Re: Interesting way to image with a cheap mount
Yeah that's definitely a thing. I'm of course opposed to such things, but I also am the type that will spend hours working to squeeze every tiny bit of performance from optics and gets OCD about stars in images. To me it's all a part of the learning journey in the hobby. But for some the shortcuts are very compelling.
From: email@example.com <firstname.lastname@example.org> on behalf of Roland Christen via groups.io <chris1011@...>
Sent: Thursday, September 9, 2021 12:52 PM
To: email@example.com <firstname.lastname@example.org>
Subject: [ap-gto] Interesting way to image with a cheap mount
I recently saw an image taken with a cheap mount that shows nice tight round stars, even though the mount might have a fair amount of tracking error that bloats the stars and makes them oval during long exposures. How is that possible, you ask?

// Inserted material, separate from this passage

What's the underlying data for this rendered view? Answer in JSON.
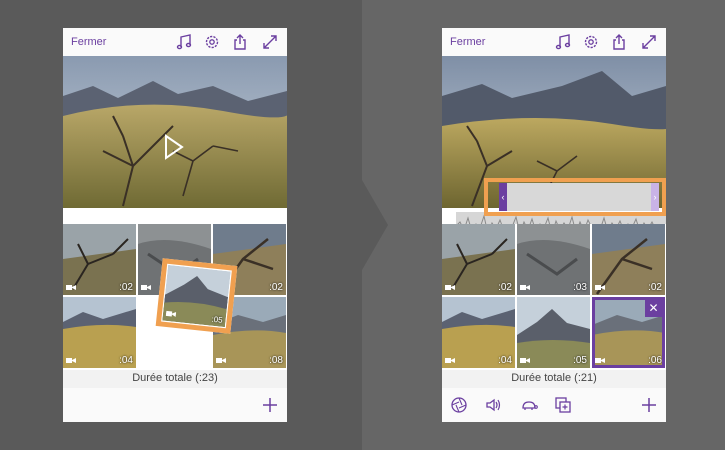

The idea is to take the images, stack them and remove the stars with software now available. Then take a series of very short RGB exposures, stack them, extract the stars and paste them on the previous long exposures. Presto - you have a premium image with nice tight round stars. And people will point to your image and proclaim that you don't need fancy equipment to get perfect results. Of course the background image is not sharp, but who looks at that when the stars are tiny and round! Nice trick, no?